Fiddles, or pot restraints, keep pots securely over the burners while cooking and a high rail on all four sides will stop pots from falling to the floor if the boat rolls unexpectedly. A lock on the oven door will make all the difference if you plan on baking or roasting meals underway.

If you have a new model boat or stove these things come standard. But, if you are like me and have purchased a boat with an older stove, you might have to think outside the pot, so to speak, to make the stove a safer place to be underway.

I have scrounged fiddles from abandoned stoves in boatyards until I found a mismatched set that was up to the task.
We installed a simple sliding bolt lock to the oven door and modified the railings so that pans could not slip under them.

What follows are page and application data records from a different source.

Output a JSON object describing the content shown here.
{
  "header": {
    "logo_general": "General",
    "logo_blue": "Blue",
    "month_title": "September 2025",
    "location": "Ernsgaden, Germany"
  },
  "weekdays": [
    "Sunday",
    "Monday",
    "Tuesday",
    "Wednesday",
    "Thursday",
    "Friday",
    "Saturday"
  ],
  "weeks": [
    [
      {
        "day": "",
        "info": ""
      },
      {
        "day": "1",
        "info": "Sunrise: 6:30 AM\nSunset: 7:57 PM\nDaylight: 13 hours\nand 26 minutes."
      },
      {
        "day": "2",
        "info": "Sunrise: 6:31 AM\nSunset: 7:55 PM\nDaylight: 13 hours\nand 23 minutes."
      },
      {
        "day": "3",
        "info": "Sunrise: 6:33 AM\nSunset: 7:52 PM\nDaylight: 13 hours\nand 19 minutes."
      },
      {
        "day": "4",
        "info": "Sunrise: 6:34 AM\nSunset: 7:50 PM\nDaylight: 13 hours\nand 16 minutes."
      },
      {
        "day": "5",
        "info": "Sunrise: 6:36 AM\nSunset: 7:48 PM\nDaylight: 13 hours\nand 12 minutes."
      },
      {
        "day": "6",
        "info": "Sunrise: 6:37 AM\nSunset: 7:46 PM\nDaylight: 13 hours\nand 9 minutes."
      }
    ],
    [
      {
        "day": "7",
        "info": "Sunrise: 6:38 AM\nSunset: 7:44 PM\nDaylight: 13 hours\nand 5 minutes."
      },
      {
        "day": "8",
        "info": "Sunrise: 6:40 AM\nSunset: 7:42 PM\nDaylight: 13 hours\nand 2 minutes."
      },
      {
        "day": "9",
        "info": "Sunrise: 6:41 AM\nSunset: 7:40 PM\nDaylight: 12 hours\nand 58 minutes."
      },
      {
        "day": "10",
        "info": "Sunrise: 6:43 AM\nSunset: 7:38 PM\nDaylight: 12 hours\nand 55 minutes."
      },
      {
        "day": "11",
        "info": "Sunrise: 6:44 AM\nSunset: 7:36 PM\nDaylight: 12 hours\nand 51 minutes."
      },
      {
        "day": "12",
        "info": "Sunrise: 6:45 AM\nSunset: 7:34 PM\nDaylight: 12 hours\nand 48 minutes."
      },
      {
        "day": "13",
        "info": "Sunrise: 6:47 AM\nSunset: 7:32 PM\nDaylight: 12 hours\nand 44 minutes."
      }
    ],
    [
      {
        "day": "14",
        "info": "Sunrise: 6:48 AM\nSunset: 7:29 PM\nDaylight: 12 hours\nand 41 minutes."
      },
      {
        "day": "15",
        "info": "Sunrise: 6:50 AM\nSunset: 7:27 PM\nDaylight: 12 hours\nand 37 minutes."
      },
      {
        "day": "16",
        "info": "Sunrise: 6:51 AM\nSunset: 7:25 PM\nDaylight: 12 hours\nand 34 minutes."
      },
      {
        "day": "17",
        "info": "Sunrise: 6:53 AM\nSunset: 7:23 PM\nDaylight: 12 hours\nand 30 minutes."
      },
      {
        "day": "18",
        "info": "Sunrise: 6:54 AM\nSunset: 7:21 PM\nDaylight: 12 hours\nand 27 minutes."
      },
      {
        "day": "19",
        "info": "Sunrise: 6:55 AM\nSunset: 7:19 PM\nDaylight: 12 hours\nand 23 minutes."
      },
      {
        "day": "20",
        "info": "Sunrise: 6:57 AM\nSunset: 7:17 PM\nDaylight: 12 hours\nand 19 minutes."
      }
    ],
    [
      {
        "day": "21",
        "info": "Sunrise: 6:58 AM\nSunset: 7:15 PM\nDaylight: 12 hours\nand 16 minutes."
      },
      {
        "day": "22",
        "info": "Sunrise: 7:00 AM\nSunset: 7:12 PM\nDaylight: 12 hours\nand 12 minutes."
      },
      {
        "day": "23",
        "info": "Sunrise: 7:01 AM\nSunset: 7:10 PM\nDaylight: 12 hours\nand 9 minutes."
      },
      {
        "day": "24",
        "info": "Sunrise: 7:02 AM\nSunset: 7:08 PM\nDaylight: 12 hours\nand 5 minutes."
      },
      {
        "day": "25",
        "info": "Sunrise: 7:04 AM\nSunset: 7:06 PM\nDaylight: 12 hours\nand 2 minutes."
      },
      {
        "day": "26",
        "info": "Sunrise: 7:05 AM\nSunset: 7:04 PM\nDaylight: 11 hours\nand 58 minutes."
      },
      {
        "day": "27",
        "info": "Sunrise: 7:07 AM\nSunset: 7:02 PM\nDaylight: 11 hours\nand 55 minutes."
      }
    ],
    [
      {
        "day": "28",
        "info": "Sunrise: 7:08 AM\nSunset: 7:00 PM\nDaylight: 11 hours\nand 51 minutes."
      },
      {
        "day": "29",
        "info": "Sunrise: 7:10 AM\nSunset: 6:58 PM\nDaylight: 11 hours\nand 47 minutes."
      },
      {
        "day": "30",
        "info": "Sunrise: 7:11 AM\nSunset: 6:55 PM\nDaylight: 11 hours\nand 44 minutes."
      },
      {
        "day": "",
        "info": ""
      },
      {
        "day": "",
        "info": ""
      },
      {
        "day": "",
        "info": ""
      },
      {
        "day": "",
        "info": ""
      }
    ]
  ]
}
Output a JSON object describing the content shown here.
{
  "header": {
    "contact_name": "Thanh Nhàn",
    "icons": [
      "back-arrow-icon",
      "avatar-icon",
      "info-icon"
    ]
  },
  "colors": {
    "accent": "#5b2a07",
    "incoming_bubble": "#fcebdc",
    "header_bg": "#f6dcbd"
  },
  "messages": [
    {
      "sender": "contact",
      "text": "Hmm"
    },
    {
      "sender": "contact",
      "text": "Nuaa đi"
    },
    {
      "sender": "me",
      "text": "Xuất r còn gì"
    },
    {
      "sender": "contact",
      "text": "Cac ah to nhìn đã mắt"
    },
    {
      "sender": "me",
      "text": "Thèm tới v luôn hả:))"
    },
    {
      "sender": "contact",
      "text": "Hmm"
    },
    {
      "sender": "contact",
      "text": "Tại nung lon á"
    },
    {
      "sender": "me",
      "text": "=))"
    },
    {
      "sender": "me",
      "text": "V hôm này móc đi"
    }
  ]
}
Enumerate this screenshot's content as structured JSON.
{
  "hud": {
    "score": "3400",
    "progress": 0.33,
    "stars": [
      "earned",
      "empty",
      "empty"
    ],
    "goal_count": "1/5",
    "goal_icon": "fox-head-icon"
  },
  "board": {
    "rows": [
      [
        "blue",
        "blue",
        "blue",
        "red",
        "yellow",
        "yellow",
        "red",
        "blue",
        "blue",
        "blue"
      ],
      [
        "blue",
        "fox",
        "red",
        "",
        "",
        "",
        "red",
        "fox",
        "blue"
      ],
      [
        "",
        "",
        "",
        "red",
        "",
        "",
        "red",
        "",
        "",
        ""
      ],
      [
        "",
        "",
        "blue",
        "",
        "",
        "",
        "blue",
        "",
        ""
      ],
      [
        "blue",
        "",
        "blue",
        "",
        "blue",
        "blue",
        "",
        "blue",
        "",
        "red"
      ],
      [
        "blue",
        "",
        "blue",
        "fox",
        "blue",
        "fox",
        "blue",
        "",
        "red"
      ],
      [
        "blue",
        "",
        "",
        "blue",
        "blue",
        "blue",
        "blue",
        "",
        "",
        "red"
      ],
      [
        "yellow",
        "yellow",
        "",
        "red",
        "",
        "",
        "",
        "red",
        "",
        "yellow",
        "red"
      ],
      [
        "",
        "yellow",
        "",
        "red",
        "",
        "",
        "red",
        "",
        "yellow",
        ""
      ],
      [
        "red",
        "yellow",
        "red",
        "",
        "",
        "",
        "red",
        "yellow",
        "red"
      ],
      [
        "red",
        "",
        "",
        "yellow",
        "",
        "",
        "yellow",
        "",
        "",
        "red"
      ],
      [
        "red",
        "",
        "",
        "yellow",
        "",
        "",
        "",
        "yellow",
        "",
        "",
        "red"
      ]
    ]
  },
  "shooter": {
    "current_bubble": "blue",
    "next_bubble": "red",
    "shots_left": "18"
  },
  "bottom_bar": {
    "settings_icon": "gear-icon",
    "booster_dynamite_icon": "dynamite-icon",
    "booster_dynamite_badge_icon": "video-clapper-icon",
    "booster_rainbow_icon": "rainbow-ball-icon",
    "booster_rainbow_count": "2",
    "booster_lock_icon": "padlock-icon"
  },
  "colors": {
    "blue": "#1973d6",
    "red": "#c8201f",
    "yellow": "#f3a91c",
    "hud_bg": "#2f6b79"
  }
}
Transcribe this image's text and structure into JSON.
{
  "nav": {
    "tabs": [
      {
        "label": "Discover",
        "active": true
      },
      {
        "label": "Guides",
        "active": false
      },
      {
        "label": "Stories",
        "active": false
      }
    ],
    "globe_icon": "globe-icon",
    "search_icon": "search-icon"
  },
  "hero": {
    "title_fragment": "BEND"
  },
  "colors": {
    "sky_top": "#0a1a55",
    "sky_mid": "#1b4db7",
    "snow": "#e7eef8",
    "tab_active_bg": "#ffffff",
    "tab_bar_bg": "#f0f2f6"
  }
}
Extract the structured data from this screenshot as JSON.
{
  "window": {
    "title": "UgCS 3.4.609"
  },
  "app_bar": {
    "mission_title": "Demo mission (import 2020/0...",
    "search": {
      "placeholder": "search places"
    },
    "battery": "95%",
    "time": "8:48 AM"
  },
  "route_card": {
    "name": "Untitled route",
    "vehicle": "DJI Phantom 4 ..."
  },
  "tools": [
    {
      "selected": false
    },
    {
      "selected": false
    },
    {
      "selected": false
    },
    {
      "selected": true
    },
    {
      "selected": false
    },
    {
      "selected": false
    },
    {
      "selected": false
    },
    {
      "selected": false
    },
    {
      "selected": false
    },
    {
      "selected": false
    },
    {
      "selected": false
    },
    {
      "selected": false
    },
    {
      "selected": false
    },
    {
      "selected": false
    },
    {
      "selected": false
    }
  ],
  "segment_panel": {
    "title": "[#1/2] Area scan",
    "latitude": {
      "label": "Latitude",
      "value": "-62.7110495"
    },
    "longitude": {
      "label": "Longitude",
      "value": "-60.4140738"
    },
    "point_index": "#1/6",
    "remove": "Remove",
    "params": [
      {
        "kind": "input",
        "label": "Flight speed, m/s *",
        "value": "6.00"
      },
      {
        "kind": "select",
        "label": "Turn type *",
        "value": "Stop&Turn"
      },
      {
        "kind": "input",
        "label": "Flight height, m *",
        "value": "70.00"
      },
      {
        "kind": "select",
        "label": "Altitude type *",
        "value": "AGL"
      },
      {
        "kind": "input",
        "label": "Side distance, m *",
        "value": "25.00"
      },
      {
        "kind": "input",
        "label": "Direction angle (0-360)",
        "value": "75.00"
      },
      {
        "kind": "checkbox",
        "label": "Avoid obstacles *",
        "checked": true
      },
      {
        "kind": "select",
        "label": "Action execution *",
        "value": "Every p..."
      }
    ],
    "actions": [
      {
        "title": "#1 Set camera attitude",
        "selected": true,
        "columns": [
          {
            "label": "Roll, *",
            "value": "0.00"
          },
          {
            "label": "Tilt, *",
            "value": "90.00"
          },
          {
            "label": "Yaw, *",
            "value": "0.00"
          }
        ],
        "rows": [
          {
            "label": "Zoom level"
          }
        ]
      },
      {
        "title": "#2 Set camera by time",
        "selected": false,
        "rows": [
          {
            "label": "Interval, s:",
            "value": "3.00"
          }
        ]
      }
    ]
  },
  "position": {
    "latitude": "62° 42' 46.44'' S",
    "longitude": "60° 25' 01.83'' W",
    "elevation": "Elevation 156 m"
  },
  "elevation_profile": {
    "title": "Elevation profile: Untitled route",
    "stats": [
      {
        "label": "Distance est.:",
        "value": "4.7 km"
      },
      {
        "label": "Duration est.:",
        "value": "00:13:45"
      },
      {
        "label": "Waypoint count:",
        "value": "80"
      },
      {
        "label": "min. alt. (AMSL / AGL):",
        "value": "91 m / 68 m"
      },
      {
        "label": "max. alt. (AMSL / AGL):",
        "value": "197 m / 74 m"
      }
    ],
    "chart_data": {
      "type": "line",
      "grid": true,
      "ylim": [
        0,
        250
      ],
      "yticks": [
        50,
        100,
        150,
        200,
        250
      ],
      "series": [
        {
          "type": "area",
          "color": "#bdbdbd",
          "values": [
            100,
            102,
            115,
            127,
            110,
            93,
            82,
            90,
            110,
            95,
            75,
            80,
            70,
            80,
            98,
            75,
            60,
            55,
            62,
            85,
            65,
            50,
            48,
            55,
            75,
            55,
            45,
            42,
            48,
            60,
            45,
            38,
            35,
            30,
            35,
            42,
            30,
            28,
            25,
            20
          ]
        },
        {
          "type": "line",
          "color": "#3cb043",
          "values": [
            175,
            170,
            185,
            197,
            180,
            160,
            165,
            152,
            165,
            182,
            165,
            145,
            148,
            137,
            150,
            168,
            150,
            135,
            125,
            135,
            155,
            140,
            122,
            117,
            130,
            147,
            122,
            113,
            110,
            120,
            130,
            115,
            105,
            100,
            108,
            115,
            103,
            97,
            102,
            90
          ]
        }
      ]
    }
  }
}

These changes have made a tremendous difference; I can now momentarily step away from the stove without worrying about getting injured when a pot slips off the burner or scalding hot food goes airborne.

Invest the time and, if necessary, money to make your stove a functioning piece of equipment at sea. It will make cooking easier and safer.

Powerboats do not travel on a constant heel and often have the benefit of stabilisers, so the galley layout can be more spacious with stoves that do not have to be gimballed. However, grab rails come in handy when the boat encounters rough conditions and rails and fiddles are still necessary with flat electric burner plates.

Whenever working down below, stand with your feet wide, this will give you better balance and stability. Make sure there is a stable handhold near the stove so that you do not accidently grab the stove when thrown off balance.

Choosing a pot that has a tight fitting lid and is slightly larger than needed to make sure hot food and liquids have adequate space to slosh around as the boat moves. If conditions deteriorate and standing near the stove feels too dangerous, try easing the motion of the boat by altering course or heaving-to while cooking.

Some people like to use a galley belt, a type of harness that is worn around the back and tethered to a fixed point near the stove. These can give you hands-free stability and prevent an accidental fall, but they can also be dangerous. Tethering yourself close to the hot working area means that if a scalding liquid spills or a pot jumps off the burner you may not
be able to move out of the way. When sailing offshore, where medical help is often several days away, injuries are not only an inconvenience they can quickly become life threatening.

No matter where you go or how you voyage the crew will always need to be fed. The galley on any vessel should be a secure and practical place to prepare meals and the stove deserves a little special consideration. Investing a little time and attention into your galley set up and equipment will not only ensure everything performs and lasts for many years, but will keep the cook safe whether at anchoror offshore.

Heather Francis
Jeanneau SF30 OD
JPK August 2023
Cyclops Marine